Life expectancy in Shanghai is almost ten years higher than the Chinese average of 75.15 years. According to China Daily, the average life expectancy of a person born in Shanghai is now 84.8 years.

Shanghai life expectancy84.8 years
China life expectancy75.15 years

Infant mortality is also much lower in Shanghai than in the rest of China. In 2011 it was estimated to be 5.97 deaths per 1,000 live births, a rate comparable to that in Western European and North American countries.

Foreign population in Shanghai

Fitting with its reputation as a major trading city and financial hub, Shanghai is home to one of the largest foreigner populations in China.

Approximately one in every four foreigners in China live in Shanghai.
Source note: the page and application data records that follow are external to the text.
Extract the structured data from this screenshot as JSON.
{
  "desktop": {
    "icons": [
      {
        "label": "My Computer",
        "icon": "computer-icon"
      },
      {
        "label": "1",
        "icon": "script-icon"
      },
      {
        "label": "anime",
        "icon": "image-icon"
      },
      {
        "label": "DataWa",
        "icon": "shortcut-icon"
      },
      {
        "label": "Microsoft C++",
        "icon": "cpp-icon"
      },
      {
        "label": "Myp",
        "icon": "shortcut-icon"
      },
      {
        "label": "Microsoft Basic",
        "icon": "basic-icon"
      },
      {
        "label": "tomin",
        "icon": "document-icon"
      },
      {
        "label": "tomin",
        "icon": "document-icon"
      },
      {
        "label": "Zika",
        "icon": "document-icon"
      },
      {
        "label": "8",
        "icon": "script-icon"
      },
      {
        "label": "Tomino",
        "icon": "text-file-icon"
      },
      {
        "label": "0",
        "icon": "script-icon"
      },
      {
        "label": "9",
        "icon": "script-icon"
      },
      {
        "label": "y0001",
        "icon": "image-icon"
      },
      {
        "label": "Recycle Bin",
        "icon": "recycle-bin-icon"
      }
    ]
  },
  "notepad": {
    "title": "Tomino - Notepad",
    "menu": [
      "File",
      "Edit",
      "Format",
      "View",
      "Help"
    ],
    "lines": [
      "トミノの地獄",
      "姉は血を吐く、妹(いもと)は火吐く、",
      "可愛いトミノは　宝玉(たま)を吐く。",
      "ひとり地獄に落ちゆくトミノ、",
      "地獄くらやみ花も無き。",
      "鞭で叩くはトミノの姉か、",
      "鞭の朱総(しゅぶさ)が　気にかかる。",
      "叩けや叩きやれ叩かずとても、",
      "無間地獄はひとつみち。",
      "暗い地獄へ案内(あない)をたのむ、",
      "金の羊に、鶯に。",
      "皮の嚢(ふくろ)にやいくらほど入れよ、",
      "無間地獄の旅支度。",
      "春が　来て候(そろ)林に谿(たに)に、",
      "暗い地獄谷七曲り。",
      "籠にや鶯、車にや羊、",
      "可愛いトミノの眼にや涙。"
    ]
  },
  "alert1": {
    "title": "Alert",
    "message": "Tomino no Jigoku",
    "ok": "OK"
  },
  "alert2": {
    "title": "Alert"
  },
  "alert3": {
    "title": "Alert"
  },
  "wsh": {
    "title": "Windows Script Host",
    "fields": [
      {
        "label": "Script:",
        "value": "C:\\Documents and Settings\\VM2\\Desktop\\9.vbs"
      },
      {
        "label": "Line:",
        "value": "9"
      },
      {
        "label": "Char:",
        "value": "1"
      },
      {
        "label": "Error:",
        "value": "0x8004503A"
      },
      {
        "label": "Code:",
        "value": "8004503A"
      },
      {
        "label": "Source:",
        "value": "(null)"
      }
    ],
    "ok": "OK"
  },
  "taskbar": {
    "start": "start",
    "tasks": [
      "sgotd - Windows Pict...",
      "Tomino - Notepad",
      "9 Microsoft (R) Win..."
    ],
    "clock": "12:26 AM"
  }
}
Of the 162,381 resident foreigners in Shanghai during the 2010 census, the largest groups came from Japan (35,075), the United States (24,358) and South Korea (21,073).

The majority (95,623) were employees of foreign companies or their relatives. A further 16,064 were overseas students, or their relatives.

The table below gives more detail about the number of foreigners living in Shanghai.

Country Residents (2010)
Japan 35,075
United States 24,358
South Korea 21,073
France 8,238
Germany 8,023
Singapore 7,545
Canada 7,306
Australia 6,165
United Kingdom 5,591

Source.

Where is Shanghai? What country is Shanghai in?

Shanghai is situated on the South Eastern coast of China. It sits at the mouth of the Yangtze river.

Population of Shanghai map

Shanghai has been an important city for centuries and, once it was fortified, it became one of the Qing dynasty’s major sea ports.

Its location attracted the attention of European colonial powers during the late 19th century. This European interest was a double-edged sword – on the one hand it was effectively occupied by European powers, but on the other hand, it became a major East Asian trading hub.

Economic reforms implemented in China since the 1990s have reinvigorated Shanghai, and led to its resurgence as a major city on the world state.

The name Shanghai means ‘Upon the Sea’. The city has also been called, in English, the Pearl of the Orient and the Paris of the East.